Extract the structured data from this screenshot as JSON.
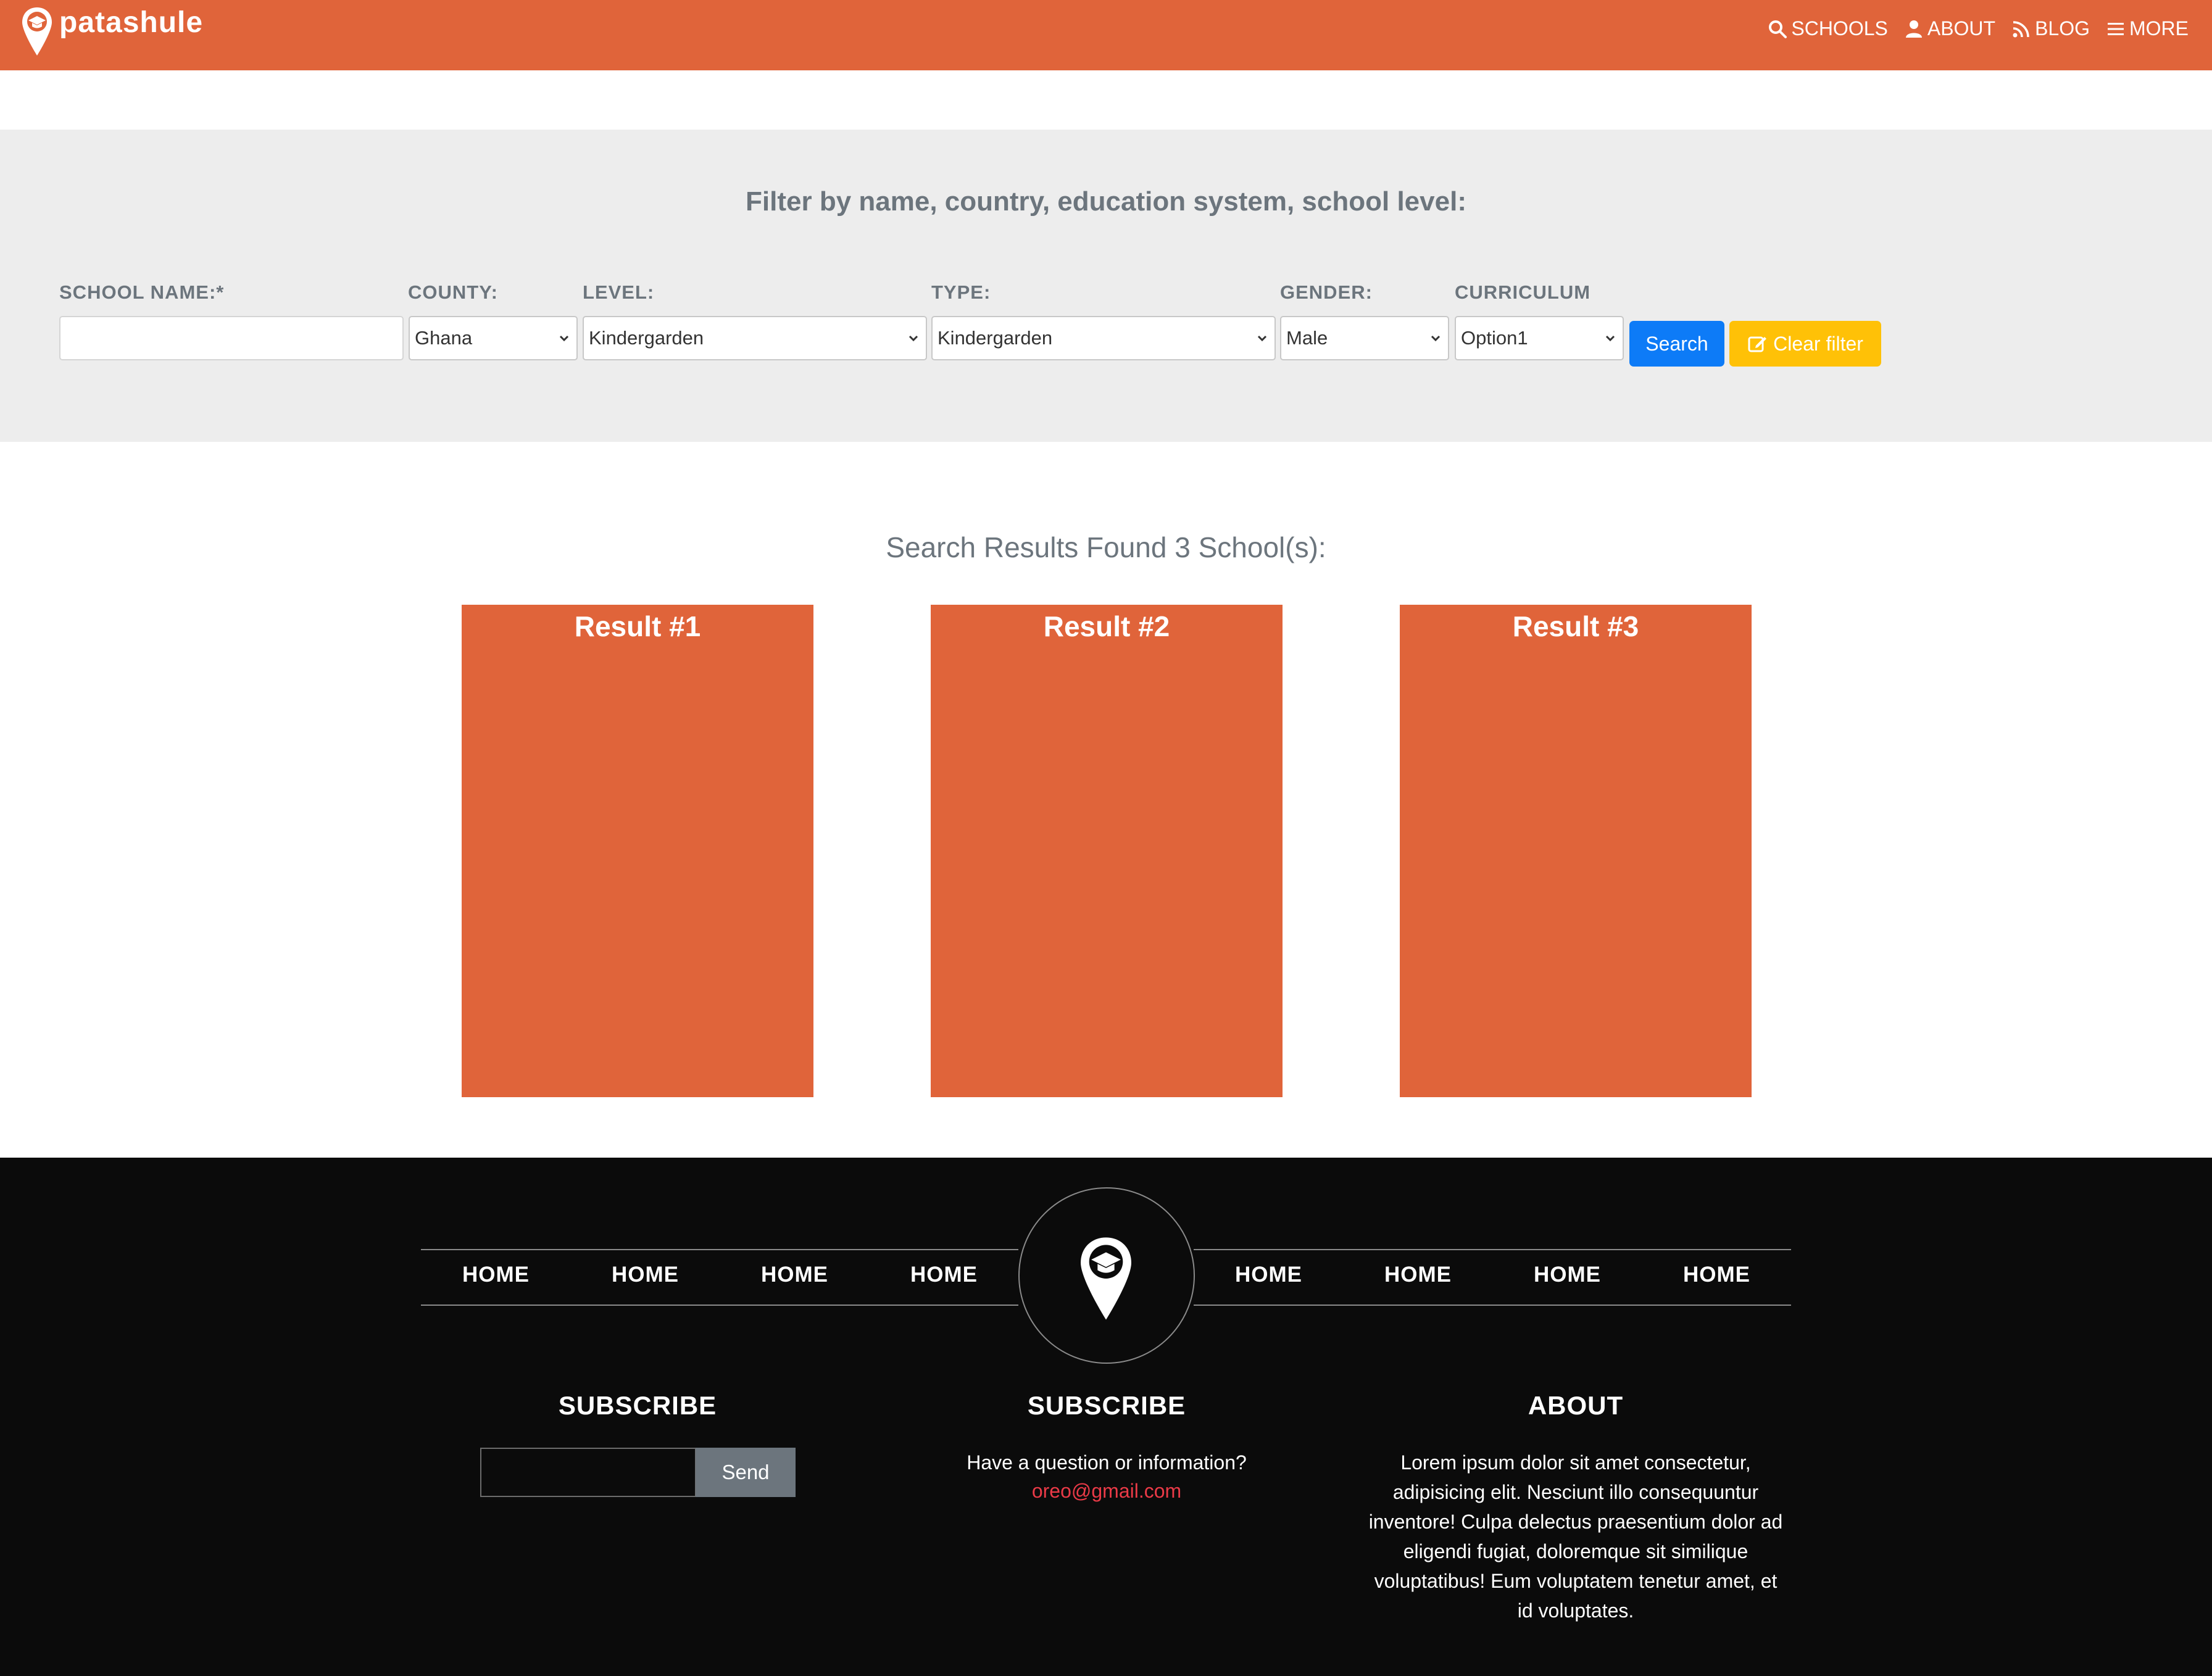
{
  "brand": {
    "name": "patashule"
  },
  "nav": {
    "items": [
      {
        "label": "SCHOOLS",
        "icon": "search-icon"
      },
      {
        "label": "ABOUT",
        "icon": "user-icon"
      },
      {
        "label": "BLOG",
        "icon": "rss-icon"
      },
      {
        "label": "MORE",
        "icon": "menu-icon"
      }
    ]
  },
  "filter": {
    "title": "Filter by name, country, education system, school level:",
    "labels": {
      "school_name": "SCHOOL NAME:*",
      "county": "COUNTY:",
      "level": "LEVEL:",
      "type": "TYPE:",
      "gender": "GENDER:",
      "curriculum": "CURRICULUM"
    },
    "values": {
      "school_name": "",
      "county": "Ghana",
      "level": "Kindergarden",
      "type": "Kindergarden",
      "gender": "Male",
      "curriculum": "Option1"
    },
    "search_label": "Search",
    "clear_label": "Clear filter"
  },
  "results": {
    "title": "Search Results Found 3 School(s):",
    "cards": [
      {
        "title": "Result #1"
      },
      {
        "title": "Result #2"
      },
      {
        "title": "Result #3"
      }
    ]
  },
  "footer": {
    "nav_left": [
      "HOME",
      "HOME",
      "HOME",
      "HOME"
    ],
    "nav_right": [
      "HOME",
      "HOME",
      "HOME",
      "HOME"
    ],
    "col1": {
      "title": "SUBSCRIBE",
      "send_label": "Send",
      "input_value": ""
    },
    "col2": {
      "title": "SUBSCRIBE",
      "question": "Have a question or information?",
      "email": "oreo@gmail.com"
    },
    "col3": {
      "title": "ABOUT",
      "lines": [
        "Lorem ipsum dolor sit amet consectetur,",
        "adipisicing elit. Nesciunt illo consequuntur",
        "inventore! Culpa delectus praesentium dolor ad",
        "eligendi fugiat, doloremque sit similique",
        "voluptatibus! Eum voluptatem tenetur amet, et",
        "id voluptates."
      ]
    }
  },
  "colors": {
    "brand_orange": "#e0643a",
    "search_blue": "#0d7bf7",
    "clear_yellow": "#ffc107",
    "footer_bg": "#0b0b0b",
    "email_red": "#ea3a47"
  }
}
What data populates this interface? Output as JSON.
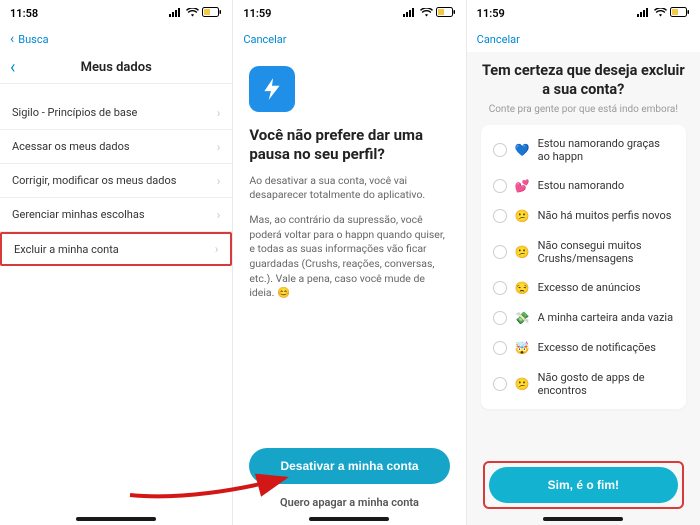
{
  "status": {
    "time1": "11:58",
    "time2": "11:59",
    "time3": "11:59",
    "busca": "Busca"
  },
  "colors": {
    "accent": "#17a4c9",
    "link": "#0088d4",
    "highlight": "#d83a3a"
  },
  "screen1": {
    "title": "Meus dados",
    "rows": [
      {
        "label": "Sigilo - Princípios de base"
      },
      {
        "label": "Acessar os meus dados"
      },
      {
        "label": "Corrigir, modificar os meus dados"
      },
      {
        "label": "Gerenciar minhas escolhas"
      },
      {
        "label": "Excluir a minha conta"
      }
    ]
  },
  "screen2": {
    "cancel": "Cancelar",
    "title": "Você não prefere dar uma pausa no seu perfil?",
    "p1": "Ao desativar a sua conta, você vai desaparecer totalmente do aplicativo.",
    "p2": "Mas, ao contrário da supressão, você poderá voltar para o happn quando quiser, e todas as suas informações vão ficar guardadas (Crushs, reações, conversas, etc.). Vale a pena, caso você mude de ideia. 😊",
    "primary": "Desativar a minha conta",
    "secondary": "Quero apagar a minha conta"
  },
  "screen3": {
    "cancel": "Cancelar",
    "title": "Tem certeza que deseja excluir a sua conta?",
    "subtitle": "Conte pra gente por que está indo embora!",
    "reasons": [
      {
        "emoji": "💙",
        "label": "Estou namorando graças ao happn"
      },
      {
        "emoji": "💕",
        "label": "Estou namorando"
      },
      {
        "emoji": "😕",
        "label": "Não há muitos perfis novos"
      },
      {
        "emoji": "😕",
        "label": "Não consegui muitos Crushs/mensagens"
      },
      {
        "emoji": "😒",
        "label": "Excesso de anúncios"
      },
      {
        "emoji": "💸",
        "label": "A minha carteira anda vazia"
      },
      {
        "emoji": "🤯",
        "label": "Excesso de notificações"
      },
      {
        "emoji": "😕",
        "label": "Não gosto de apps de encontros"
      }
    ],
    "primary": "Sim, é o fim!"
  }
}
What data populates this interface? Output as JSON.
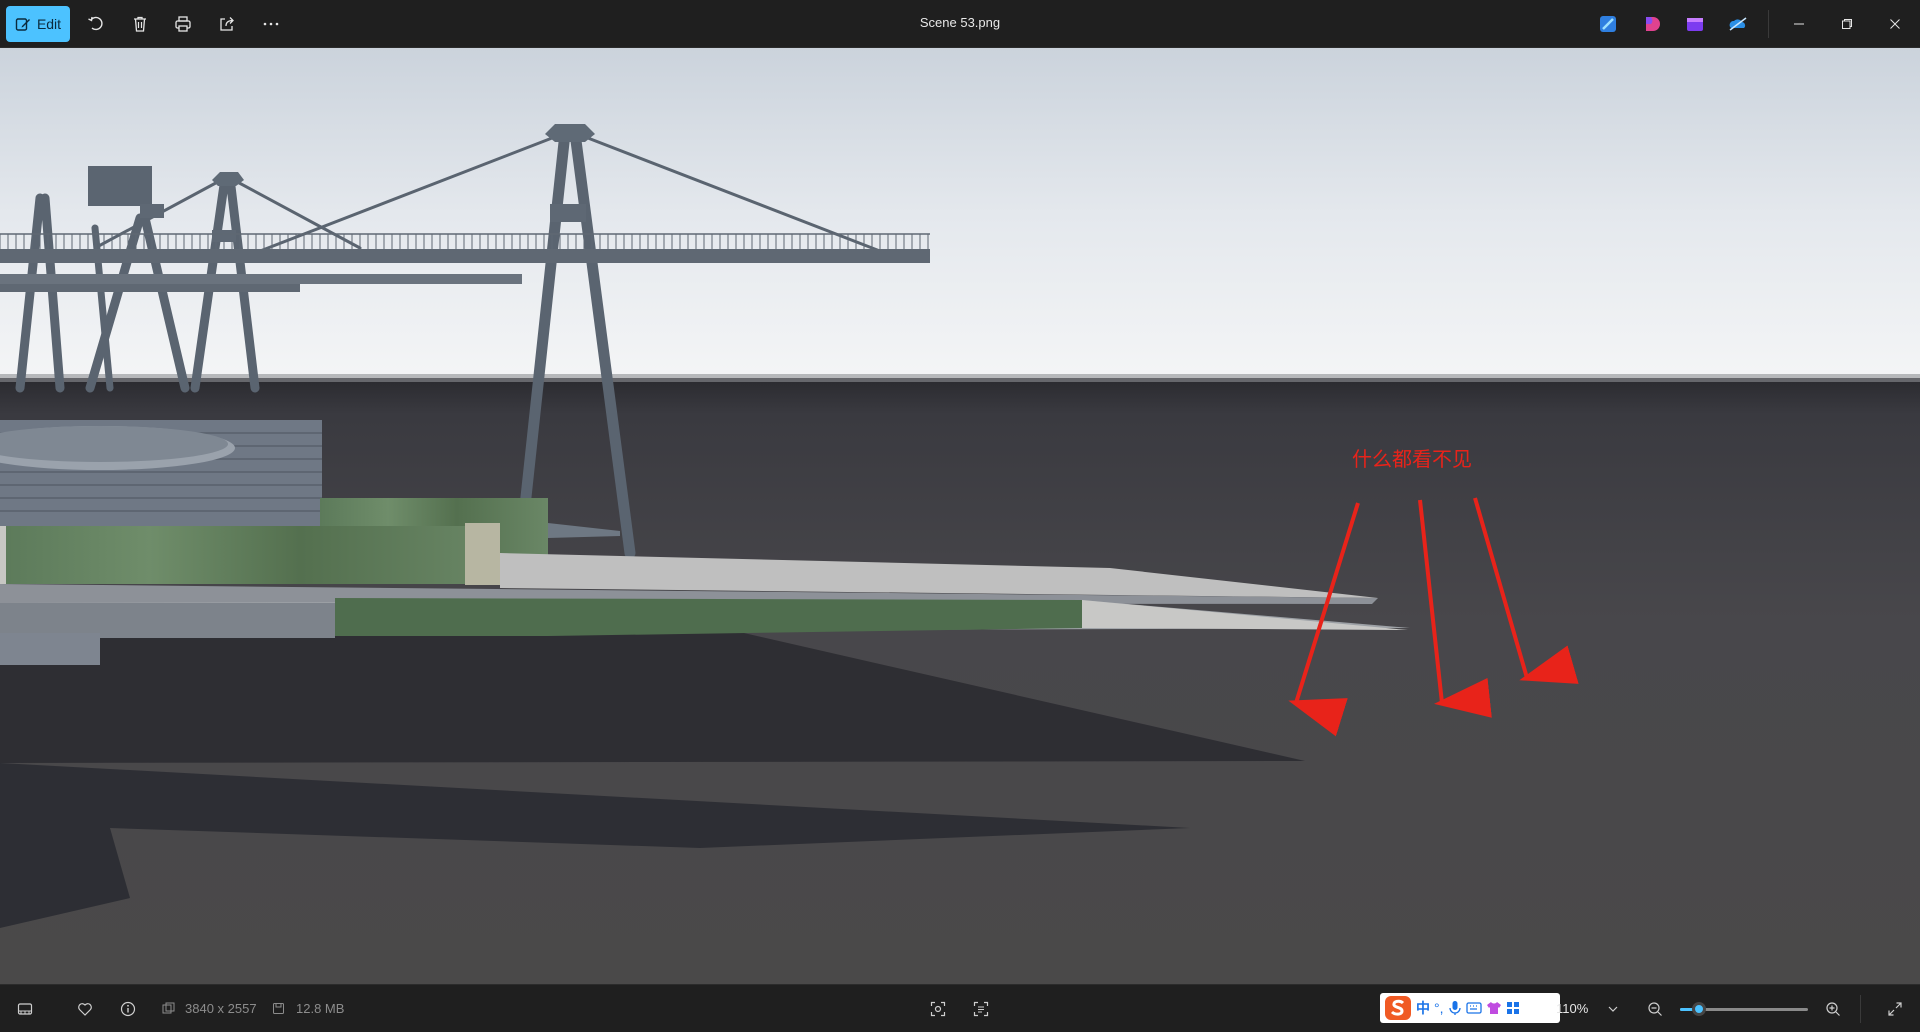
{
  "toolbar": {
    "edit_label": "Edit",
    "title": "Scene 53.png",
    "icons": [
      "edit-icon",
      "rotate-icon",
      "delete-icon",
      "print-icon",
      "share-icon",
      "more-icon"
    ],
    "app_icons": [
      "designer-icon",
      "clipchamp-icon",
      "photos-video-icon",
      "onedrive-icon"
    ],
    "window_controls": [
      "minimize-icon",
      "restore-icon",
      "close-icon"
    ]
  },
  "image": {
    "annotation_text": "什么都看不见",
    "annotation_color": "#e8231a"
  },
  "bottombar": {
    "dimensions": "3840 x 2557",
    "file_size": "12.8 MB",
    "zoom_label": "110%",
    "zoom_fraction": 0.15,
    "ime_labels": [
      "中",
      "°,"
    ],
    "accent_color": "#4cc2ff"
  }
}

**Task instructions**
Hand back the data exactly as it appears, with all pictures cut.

**Solution to this problem**
Extract the structured data from this screenshot as JSON.
{
  "brand": {
    "name": "patashule"
  },
  "nav": {
    "items": [
      {
        "label": "SCHOOLS",
        "icon": "search-icon"
      },
      {
        "label": "ABOUT",
        "icon": "user-icon"
      },
      {
        "label": "BLOG",
        "icon": "rss-icon"
      },
      {
        "label": "MORE",
        "icon": "menu-icon"
      }
    ]
  },
  "filter": {
    "title": "Filter by name, country, education system, school level:",
    "labels": {
      "school_name": "SCHOOL NAME:*",
      "county": "COUNTY:",
      "level": "LEVEL:",
      "type": "TYPE:",
      "gender": "GENDER:",
      "curriculum": "CURRICULUM"
    },
    "values": {
      "school_name": "",
      "county": "Ghana",
      "level": "Kindergarden",
      "type": "Kindergarden",
      "gender": "Male",
      "curriculum": "Option1"
    },
    "search_label": "Search",
    "clear_label": "Clear filter"
  },
  "results": {
    "title": "Search Results Found 3 School(s):",
    "cards": [
      {
        "title": "Result #1"
      },
      {
        "title": "Result #2"
      },
      {
        "title": "Result #3"
      }
    ]
  },
  "footer": {
    "nav_left": [
      "HOME",
      "HOME",
      "HOME",
      "HOME"
    ],
    "nav_right": [
      "HOME",
      "HOME",
      "HOME",
      "HOME"
    ],
    "col1": {
      "title": "SUBSCRIBE",
      "send_label": "Send",
      "input_value": ""
    },
    "col2": {
      "title": "SUBSCRIBE",
      "question": "Have a question or information?",
      "email": "oreo@gmail.com"
    },
    "col3": {
      "title": "ABOUT",
      "lines": [
        "Lorem ipsum dolor sit amet consectetur,",
        "adipisicing elit. Nesciunt illo consequuntur",
        "inventore! Culpa delectus praesentium dolor ad",
        "eligendi fugiat, doloremque sit similique",
        "voluptatibus! Eum voluptatem tenetur amet, et",
        "id voluptates."
      ]
    }
  },
  "colors": {
    "brand_orange": "#e0643a",
    "search_blue": "#0d7bf7",
    "clear_yellow": "#ffc107",
    "footer_bg": "#0b0b0b",
    "email_red": "#ea3a47"
  }
}
What data populates this interface? Output as JSON.
{
  "status": {
    "time1": "11:58",
    "time2": "11:59",
    "time3": "11:59",
    "busca": "Busca"
  },
  "colors": {
    "accent": "#17a4c9",
    "link": "#0088d4",
    "highlight": "#d83a3a"
  },
  "screen1": {
    "title": "Meus dados",
    "rows": [
      {
        "label": "Sigilo - Princípios de base"
      },
      {
        "label": "Acessar os meus dados"
      },
      {
        "label": "Corrigir, modificar os meus dados"
      },
      {
        "label": "Gerenciar minhas escolhas"
      },
      {
        "label": "Excluir a minha conta"
      }
    ]
  },
  "screen2": {
    "cancel": "Cancelar",
    "title": "Você não prefere dar uma pausa no seu perfil?",
    "p1": "Ao desativar a sua conta, você vai desaparecer totalmente do aplicativo.",
    "p2": "Mas, ao contrário da supressão, você poderá voltar para o happn quando quiser, e todas as suas informações vão ficar guardadas (Crushs, reações, conversas, etc.). Vale a pena, caso você mude de ideia. 😊",
    "primary": "Desativar a minha conta",
    "secondary": "Quero apagar a minha conta"
  },
  "screen3": {
    "cancel": "Cancelar",
    "title": "Tem certeza que deseja excluir a sua conta?",
    "subtitle": "Conte pra gente por que está indo embora!",
    "reasons": [
      {
        "emoji": "💙",
        "label": "Estou namorando graças ao happn"
      },
      {
        "emoji": "💕",
        "label": "Estou namorando"
      },
      {
        "emoji": "😕",
        "label": "Não há muitos perfis novos"
      },
      {
        "emoji": "😕",
        "label": "Não consegui muitos Crushs/mensagens"
      },
      {
        "emoji": "😒",
        "label": "Excesso de anúncios"
      },
      {
        "emoji": "💸",
        "label": "A minha carteira anda vazia"
      },
      {
        "emoji": "🤯",
        "label": "Excesso de notificações"
      },
      {
        "emoji": "😕",
        "label": "Não gosto de apps de encontros"
      }
    ],
    "primary": "Sim, é o fim!"
  }
}
What data populates this interface? Output as JSON.
{
  "toolbar": {
    "edit_label": "Edit",
    "title": "Scene 53.png",
    "icons": [
      "edit-icon",
      "rotate-icon",
      "delete-icon",
      "print-icon",
      "share-icon",
      "more-icon"
    ],
    "app_icons": [
      "designer-icon",
      "clipchamp-icon",
      "photos-video-icon",
      "onedrive-icon"
    ],
    "window_controls": [
      "minimize-icon",
      "restore-icon",
      "close-icon"
    ]
  },
  "image": {
    "annotation_text": "什么都看不见",
    "annotation_color": "#e8231a"
  },
  "bottombar": {
    "dimensions": "3840 x 2557",
    "file_size": "12.8 MB",
    "zoom_label": "110%",
    "zoom_fraction": 0.15,
    "ime_labels": [
      "中",
      "°,"
    ],
    "accent_color": "#4cc2ff"
  }
}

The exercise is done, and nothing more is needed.